Sunday, November 15, 2015
The feeling in some quarters is that the media coverage has been disproportionate given that there are terrorist attacks in Beirut and other places in the Middle East on an ongoing basis.
But I think this is the very problem. Yes, coverage of violence in the Middle East is routine. The Middle East has been at war as long as I've been alive. Some of my earliest TV memories are of war in the Middle East. The Six Day War. Black September. The Turkish invasion of Cyprus. The Iranian Revolution. Those are just a few of the conflicts I recall being part of the adult dinnertime conversation. And that's the pre-Gulf War stuff. So yes, sadly there is a certain inevitable numbness which develops as we eat our supper each evening and view what start to feel like almost daily atrocities.
It doesn't mean that what happened in France is somehow more terrible--or that we should give up on pushing for peaceful resolution in the Middle East.
Surely it's not an either/or situation? I've not noticed such a surplus of compassion and caring in the world that people need to be shamed or scolded for reacting to the tragedy in France.
I have family in France. I have a French publisher--and French readers who have become real life friends. I am grieved and horrified by what occurred in Paris--as should we all be grieved and horrified.

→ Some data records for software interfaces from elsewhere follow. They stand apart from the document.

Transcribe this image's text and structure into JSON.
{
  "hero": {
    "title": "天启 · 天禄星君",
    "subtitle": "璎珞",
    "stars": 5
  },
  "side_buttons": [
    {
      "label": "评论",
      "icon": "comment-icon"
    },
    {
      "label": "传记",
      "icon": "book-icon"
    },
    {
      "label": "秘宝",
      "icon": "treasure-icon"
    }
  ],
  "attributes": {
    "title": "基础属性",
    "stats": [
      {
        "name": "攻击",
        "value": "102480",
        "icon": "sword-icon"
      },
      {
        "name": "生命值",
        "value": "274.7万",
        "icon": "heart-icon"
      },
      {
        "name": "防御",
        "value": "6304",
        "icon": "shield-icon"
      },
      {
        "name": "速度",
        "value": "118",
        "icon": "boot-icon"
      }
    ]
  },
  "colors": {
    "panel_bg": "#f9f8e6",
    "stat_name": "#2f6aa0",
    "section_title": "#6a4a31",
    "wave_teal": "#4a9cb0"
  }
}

And there is no "but". There is no postscript or qualification. Tragedy is tragedy. And the attacks in Paris are no less horrifying because the world is full of horror.

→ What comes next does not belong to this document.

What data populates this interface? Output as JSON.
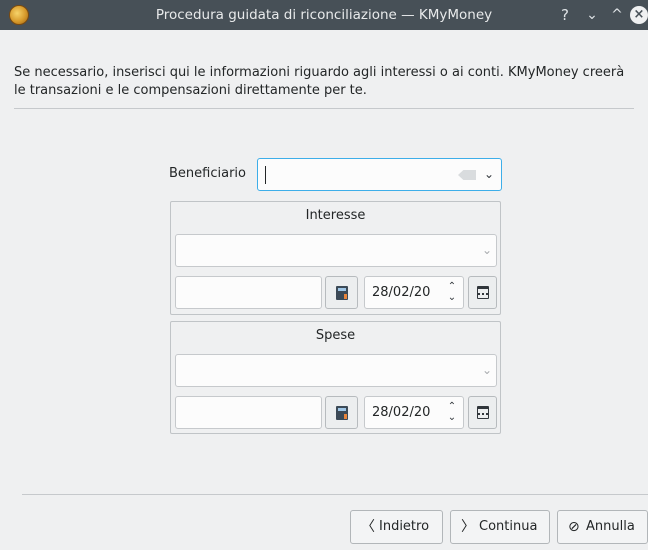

The day that we become numb to word of new tragedy--to the news of fresh tragedy--is going to be the greatest tragedy of all.